Recently, Derk Jeter hit his 3,000th hit in the major leagues, an accomplishment only seen by a couple dozen players in the history of the game. I’m not a Yankees fan, but I applauded the accomplishment, as it is such a rarity that it shows the skill, determination, and many years of getting there which goes into the feat.
When a big accomplishment happens like a players 3,000th hit, the actual baseball that it takes place with is instantly a cherished piece of memorabilia. If Jeter had hit his ball in play, a player would have fielded it and he would have gotten the ball back right then and there.
But Jeter made things interesting by making his 3,000th hit a home run. As it happened, a lucky fan got to catch the ball.
That lucky fan, as you probably know, gave the ball back. Instantly, people wondered if this guy had lost his mind. Estimates showed that the ball could have fetched at least $250,000. Turns out that the guy has student loan debt of over $100,000. Meaning he could have used the money.
As it was, what did he get? Well so far, nothing for the ball…and a $14,000 tax bill. Huh? The Yankees were so pleased with his being a good sport that they gave him premier seats for the rest of the year including playoffs.

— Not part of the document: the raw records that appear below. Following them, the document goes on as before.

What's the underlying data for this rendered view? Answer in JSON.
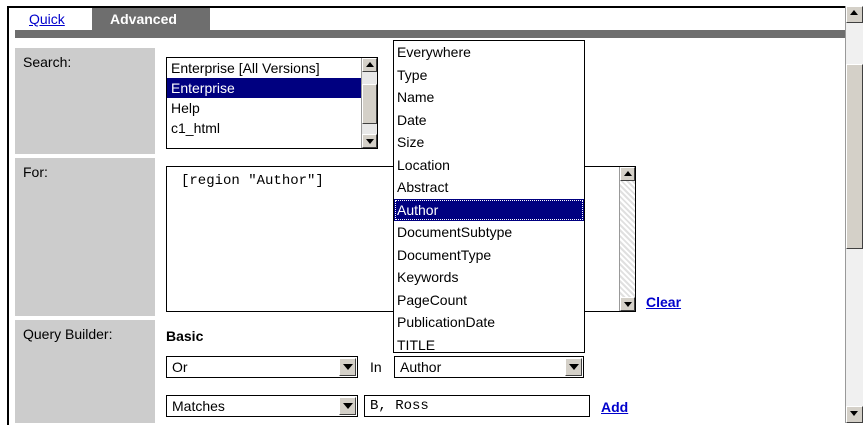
{
  "tabs": {
    "quick": "Quick",
    "advanced": "Advanced"
  },
  "labels": {
    "search": "Search:",
    "for": "For:",
    "query_builder": "Query Builder:"
  },
  "search_list": {
    "items": [
      "Enterprise [All Versions]",
      "Enterprise",
      "Help",
      "c1_html"
    ],
    "selected": "Enterprise"
  },
  "for_text": "[region \"Author\"]",
  "clear_label": "Clear",
  "query_builder": {
    "heading": "Basic",
    "operator": "Or",
    "in_label": "In",
    "field": "Author",
    "match_mode": "Matches",
    "term": "B, Ross",
    "add_label": "Add"
  },
  "field_dropdown": {
    "items": [
      "Everywhere",
      "Type",
      "Name",
      "Date",
      "Size",
      "Location",
      "Abstract",
      "Author",
      "DocumentSubtype",
      "DocumentType",
      "Keywords",
      "PageCount",
      "PublicationDate",
      "TITLE"
    ],
    "selected": "Author"
  },
  "colors": {
    "selection": "#000080",
    "tab_bg": "#6e6e6e",
    "label_bg": "#cccccc",
    "link": "#0000cc"
  }
}
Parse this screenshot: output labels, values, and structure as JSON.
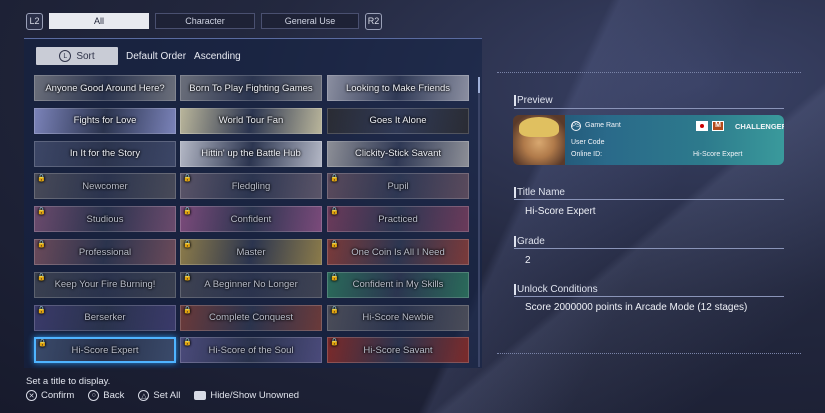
{
  "tabs": {
    "left_trigger": "L2",
    "right_trigger": "R2",
    "items": [
      {
        "label": "All",
        "active": true
      },
      {
        "label": "Character",
        "active": false
      },
      {
        "label": "General Use",
        "active": false
      }
    ]
  },
  "sort": {
    "button_label": "Sort",
    "order_label": "Default Order",
    "direction_label": "Ascending"
  },
  "titles": [
    {
      "label": "Anyone Good Around Here?",
      "locked": false,
      "bg": "#6a6e7a"
    },
    {
      "label": "Born To Play Fighting Games",
      "locked": false,
      "bg": "#6a6e7a"
    },
    {
      "label": "Looking to Make Friends",
      "locked": false,
      "bg": "#8a8ea0"
    },
    {
      "label": "Fights for Love",
      "locked": false,
      "bg": "#7a82b8"
    },
    {
      "label": "World Tour Fan",
      "locked": false,
      "bg": "#b8b49a"
    },
    {
      "label": "Goes It Alone",
      "locked": false,
      "bg": "#2a2c34"
    },
    {
      "label": "In It for the Story",
      "locked": false,
      "bg": "#3c4666"
    },
    {
      "label": "Hittin' up the Battle Hub",
      "locked": false,
      "bg": "#b2b6c4"
    },
    {
      "label": "Clickity-Stick Savant",
      "locked": false,
      "bg": "#8c8e96"
    },
    {
      "label": "Newcomer",
      "locked": true,
      "bg": "#484a58"
    },
    {
      "label": "Fledgling",
      "locked": true,
      "bg": "#5a5468"
    },
    {
      "label": "Pupil",
      "locked": true,
      "bg": "#5a4a5c"
    },
    {
      "label": "Studious",
      "locked": true,
      "bg": "#6a4a6c"
    },
    {
      "label": "Confident",
      "locked": true,
      "bg": "#7a4a7a"
    },
    {
      "label": "Practiced",
      "locked": true,
      "bg": "#6a3a5a"
    },
    {
      "label": "Professional",
      "locked": true,
      "bg": "#6a4a5a"
    },
    {
      "label": "Master",
      "locked": true,
      "bg": "#8a7a4a"
    },
    {
      "label": "One Coin Is All I Need",
      "locked": true,
      "bg": "#7a3a3a"
    },
    {
      "label": "Keep Your Fire Burning!",
      "locked": true,
      "bg": "#3a4050"
    },
    {
      "label": "A Beginner No Longer",
      "locked": true,
      "bg": "#3e4252"
    },
    {
      "label": "Confident in My Skills",
      "locked": true,
      "bg": "#2a6a5a"
    },
    {
      "label": "Berserker",
      "locked": true,
      "bg": "#3a3a6a"
    },
    {
      "label": "Complete Conquest",
      "locked": true,
      "bg": "#6a3a3a"
    },
    {
      "label": "Hi-Score Newbie",
      "locked": true,
      "bg": "#4a4c58"
    },
    {
      "label": "Hi-Score Expert",
      "locked": true,
      "bg": "#3a4a6a",
      "selected": true
    },
    {
      "label": "Hi-Score of the Soul",
      "locked": true,
      "bg": "#4a4a7a"
    },
    {
      "label": "Hi-Score Savant",
      "locked": true,
      "bg": "#7a2a2a"
    }
  ],
  "preview": {
    "label": "Preview",
    "platform": "PS",
    "name": "Game Rant",
    "user_code_label": "User Code",
    "online_id_label": "Online ID:",
    "title_text": "Hi-Score Expert",
    "flag_letter": "M",
    "badge_top": "CHALLENGER"
  },
  "title_name": {
    "label": "Title Name",
    "value": "Hi-Score Expert"
  },
  "grade": {
    "label": "Grade",
    "value": "2"
  },
  "unlock": {
    "label": "Unlock Conditions",
    "value": "Score 2000000 points in Arcade Mode (12 stages)"
  },
  "footer": {
    "hint": "Set a title to display.",
    "confirm": "Confirm",
    "back": "Back",
    "set_all": "Set All",
    "hide_show": "Hide/Show Unowned"
  },
  "colors": {
    "selection": "#4fb4ff",
    "panel": "#14224a"
  }
}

Even though they’re ‘free’, the Yankees still have to report the value of what they gave him to the IRS, so he’ll be on the hook for income taxes.
Anybody still think giving the ball back was a good idea?
What would you have done?
In my case, I would have given the ball back to Jeter…at a price. He makes a lot of money. He actually got a contract over the past off-season that was way overvalued, where pretty much everybody agrees that he’s getting paid for what he used to do, not for what he does today (his skills are in obvious decline). Jeter could have afforded to pay the guy at least the amount necessary to get out of debt, pay the tax bill on that, and maybe have a bit leftover to buy next years season tickets, and it would have been chicken scratch to him.
Personally, I think that Jeter should cut him a check anyways.
Before you call me greedy, consider this: The guy caught the ball at Yankee Stadium, home of the most expensive…anything…in major leagues. The most expensive tickets. The most expensive food. The most expensive souvenirs. They charge that because they can. So if he were to, in turn, charge them because he could, how is there anything wrong with that?
Before you point out that he was just in the right place at the right time and made a lucky catch, I say, so what? Luck befalls people every day that allows them to get some money in their pocket. Winning the lottery. Lucky. Pulling the handle and having the slot machine give you a bunch of money. Lucky. Catching Derk Jeter’s 3,000th ball. Lucky.
I applaud the guy as a baseball purist who wanted to make sure that the ball didn’t end up on eBay or something similar. But, in my opinion, he blew it by not getting something back for it.
What do you think? Would you have handed the ball back without wanting something in return or would you have gone for the jugular (just like the Yankees do with their ‘stadium experience’)?Copyright 2017 Original content authorized only to appear on Money Beagle. Please subscribe via RSS, follow me on Twitter, Facebook, or receive e-mail updates. Thank you for reading.